Number of Overweight and Obese Children Under-Five Grows at an Alarming Rate, Says WHO
More than 41 million children aged under five are overweight or obese across the world, and the numbers are increasing at a significant rate in developing countries, said WHO on Monday. Since 1990, the number has witnessed a surge by 10 million worldwide and now there are higher number of overweight or obese children in low-income and middle-income nations than high-income countries, noted WHO. This number increased to 15.5 million in 2014 from 7.5 million in 1990 due to urbanization, said a report by WHO on ECHO (Ending Childhood Obesity). "Overweight and obesity impact on a child's quality of life, as they face a wide range of barriers, including physical, psychological and health consequences," Sania Nishtar, ECHO co-chair, said in a statement. "We know that obesity can impact on educational attainment too and this, combined with the likelihood that they will remain obese into adulthood, poses major health and economic consequences for them, their families and society as a whole," reported Reuters
As many as half of these overweight children, below five years live in Asia and 25% in Africa, where the number of obese children almost doubled in all these years. Amongst African countries, the highest percentage of overweight children are in Egypt, Libya, Botswana, Tunisia, Morocco and Algeria. The children who lack nutritious food in their early childhood are at an increased risk of becoming obese as their levels of activity and food intake changes, said WHO, Yahoo News reported.

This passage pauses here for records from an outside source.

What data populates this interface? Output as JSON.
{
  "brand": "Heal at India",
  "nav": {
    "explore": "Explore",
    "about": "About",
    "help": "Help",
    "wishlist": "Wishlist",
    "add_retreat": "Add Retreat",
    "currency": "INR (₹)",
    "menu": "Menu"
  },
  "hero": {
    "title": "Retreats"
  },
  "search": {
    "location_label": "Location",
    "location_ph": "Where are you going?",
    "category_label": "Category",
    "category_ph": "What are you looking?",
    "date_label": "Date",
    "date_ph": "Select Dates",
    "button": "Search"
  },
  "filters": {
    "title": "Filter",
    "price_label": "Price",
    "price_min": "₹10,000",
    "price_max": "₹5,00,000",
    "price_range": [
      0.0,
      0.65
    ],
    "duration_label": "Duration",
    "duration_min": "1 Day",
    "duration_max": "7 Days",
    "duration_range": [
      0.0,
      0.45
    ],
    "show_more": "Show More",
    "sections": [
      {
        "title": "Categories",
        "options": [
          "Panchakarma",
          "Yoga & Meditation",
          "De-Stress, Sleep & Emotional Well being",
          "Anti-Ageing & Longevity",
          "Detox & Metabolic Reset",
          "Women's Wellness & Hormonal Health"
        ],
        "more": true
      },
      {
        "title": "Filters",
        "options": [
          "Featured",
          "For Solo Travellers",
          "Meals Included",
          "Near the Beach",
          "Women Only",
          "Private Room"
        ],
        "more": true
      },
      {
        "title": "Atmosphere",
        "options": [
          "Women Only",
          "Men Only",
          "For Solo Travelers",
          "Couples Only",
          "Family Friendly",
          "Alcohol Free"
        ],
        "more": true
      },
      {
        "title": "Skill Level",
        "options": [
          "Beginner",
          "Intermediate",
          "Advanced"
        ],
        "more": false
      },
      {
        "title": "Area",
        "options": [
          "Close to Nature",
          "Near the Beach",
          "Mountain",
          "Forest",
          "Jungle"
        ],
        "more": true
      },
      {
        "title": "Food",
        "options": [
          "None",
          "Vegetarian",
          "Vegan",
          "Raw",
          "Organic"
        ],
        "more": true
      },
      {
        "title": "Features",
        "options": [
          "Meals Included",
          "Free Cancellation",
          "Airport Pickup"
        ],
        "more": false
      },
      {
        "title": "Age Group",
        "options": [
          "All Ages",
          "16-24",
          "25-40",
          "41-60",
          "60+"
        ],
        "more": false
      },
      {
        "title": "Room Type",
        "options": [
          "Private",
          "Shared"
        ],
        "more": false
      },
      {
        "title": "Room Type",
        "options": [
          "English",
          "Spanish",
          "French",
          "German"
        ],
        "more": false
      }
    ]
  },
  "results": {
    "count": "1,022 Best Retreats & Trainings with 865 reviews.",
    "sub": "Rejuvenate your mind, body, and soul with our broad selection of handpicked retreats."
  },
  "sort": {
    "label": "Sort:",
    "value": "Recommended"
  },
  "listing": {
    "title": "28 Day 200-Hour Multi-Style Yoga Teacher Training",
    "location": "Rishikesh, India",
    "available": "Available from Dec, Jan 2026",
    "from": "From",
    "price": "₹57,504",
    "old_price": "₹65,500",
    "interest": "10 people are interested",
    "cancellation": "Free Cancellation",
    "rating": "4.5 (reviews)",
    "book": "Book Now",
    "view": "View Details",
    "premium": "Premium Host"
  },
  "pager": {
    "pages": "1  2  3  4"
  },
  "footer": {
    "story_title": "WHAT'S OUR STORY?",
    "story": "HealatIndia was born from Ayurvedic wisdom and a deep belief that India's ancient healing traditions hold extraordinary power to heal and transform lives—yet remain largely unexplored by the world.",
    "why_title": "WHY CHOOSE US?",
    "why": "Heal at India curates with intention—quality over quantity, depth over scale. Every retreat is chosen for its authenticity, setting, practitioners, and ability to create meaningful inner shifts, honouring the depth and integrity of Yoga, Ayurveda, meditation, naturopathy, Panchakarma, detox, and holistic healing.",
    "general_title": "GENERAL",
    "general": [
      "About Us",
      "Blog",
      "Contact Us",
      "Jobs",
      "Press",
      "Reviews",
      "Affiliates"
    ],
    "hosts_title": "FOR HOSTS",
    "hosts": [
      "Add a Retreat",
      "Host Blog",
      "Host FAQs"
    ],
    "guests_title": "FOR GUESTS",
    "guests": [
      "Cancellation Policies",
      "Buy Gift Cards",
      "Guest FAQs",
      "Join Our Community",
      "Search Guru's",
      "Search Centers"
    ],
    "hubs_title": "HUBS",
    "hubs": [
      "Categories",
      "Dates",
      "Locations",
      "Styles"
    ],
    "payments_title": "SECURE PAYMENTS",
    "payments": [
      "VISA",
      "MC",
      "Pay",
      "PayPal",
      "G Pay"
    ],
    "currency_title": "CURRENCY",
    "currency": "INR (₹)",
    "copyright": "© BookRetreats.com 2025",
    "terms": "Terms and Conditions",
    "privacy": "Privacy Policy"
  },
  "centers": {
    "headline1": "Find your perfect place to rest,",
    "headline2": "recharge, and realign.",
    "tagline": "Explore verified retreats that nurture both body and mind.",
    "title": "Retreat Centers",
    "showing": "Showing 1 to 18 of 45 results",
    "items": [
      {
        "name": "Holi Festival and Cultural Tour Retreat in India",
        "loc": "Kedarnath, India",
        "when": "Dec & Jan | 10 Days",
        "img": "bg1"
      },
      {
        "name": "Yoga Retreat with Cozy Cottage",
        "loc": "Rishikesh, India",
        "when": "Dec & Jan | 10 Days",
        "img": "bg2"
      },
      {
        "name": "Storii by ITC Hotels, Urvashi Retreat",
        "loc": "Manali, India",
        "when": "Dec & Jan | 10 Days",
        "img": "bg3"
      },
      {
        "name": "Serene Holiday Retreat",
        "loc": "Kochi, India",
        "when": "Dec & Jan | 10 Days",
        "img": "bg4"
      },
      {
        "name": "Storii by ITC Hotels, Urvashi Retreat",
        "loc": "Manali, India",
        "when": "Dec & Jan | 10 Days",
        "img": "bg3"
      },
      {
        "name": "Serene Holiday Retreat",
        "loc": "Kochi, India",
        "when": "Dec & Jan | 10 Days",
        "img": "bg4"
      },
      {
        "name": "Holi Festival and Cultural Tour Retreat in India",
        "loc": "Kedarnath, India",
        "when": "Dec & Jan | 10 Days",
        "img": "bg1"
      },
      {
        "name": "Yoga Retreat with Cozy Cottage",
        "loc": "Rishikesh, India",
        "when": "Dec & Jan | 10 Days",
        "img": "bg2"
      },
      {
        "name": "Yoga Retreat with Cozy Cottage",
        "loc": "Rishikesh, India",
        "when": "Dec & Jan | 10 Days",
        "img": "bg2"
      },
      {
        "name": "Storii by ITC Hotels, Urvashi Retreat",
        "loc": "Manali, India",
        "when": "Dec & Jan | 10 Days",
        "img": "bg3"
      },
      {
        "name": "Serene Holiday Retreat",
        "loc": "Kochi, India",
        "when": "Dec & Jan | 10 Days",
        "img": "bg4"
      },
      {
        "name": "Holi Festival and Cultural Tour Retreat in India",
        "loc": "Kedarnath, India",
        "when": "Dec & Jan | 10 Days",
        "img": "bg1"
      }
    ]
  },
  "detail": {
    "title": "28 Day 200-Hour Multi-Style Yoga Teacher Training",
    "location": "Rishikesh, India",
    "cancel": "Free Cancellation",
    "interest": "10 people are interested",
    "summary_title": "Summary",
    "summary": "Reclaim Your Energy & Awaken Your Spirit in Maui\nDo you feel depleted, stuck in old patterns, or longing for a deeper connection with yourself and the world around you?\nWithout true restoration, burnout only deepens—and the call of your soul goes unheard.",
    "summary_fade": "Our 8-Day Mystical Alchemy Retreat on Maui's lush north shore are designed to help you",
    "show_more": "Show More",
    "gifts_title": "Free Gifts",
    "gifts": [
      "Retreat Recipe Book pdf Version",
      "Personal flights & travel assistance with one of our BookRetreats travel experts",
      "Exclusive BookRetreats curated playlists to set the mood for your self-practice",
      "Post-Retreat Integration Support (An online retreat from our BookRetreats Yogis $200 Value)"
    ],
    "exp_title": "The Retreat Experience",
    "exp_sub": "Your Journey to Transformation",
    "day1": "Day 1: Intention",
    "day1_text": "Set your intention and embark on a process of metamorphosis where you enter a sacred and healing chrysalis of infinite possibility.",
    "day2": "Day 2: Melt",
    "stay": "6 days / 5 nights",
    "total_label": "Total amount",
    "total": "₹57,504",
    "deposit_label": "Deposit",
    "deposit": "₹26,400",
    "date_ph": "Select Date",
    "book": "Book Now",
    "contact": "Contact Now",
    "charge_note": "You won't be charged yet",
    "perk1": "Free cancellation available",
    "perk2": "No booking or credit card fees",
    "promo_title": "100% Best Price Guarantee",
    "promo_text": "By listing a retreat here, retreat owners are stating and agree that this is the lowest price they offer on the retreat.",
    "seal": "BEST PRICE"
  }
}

The report recommends that WHO should create a norm of life-course approach directed towards ending childhood obesity. The non-governmental organizations should increase awareness of the problem and the private sector should support improved access of healthy foods, says UN News Centre